The pub is within walking distance but was closed at the time of our visit due to a fire in 2015 that gutted a lot of it. One of the locals tells me it is under new ownership who hopes to have it up and running again within 12 months. Extensive renovations is obviously needed there, so maybe next year.

Morning Mist at Dululu

Sadly the town is dying especially without the pub as it's social hub nor are there any other shops in town. No work, people can't afford to stay.

One of the campers entertained himself by building this miniature model camp site and then setting the perimeter alight. I love the caravan with the solar panels on the roof and the portable ones on the ground!

Close up of the miniature model caravan with its solar panels

The murals of Biloela

We stopped in Biloela principally to do some shopping.

A couple of lovely things fell into place for us here. First off was the happy coincidence of friends, Peter and Sue driving through and they recognized our bus and rang up to see where we were. As we were in the shops having lunch, they happily joined us as we spent a good hour or so chatting. Pity they had to keep on rolling further south, but still it was good to see them. They used to live in Wollongong too but moved up the coast many years back. We had happily met up with them in Rockhampton around this time last year too!

Since we had stopped longer having caught up with Peter and Sue, we decided to stay over at the Federation Park RV Stop. It is not a free camp but the low cost included admittance to the museums on site. I can not say that I enjoyed the museums in fact The first one was so crappy in my opinion that I didn't even bother with the engine one. Still we made our own fun. Another great aspect of our staying over was that we met up with some Highway Wanderer friends from the Monto rally. Of course we  enjoyed another Happy Hour with them.

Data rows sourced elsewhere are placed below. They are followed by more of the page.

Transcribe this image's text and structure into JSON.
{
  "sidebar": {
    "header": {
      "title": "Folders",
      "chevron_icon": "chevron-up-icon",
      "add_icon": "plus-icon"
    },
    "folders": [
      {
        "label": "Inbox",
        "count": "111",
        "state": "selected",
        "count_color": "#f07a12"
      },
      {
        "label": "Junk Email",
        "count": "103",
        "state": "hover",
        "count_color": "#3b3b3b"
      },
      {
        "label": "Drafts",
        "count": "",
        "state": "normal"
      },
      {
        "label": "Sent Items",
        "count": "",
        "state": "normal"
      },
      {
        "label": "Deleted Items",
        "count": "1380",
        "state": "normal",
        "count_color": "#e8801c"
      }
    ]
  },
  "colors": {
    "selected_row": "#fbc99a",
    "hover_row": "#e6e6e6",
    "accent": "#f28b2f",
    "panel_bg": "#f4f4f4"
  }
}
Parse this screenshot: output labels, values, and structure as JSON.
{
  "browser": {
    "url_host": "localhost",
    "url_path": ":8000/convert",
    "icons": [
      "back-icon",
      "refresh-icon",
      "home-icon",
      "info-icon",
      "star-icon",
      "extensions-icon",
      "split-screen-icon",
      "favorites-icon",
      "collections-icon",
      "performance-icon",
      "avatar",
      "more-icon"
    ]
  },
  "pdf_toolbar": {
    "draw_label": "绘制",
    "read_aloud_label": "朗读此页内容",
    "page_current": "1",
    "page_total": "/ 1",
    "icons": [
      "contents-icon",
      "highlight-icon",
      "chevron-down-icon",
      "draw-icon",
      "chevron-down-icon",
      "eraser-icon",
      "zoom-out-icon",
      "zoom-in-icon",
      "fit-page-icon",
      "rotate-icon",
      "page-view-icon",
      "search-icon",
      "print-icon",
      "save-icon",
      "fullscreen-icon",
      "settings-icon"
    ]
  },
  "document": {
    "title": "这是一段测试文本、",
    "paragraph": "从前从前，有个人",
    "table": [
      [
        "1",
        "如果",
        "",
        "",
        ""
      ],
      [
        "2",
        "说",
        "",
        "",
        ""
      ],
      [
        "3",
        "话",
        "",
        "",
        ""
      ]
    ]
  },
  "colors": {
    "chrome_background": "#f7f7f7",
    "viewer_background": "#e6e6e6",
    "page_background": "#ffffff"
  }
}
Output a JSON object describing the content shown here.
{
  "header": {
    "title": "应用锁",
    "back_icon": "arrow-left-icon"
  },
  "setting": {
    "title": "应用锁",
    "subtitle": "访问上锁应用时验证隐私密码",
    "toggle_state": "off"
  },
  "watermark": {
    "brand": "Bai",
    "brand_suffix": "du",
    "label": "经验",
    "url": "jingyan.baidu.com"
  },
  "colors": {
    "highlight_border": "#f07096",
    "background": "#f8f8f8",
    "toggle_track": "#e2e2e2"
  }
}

Some of our HHW buddies
On our way out we decided to pop past the murals were painted on the big water tank depicting principally the stories of women from two cultures from before white man invasion until the present time.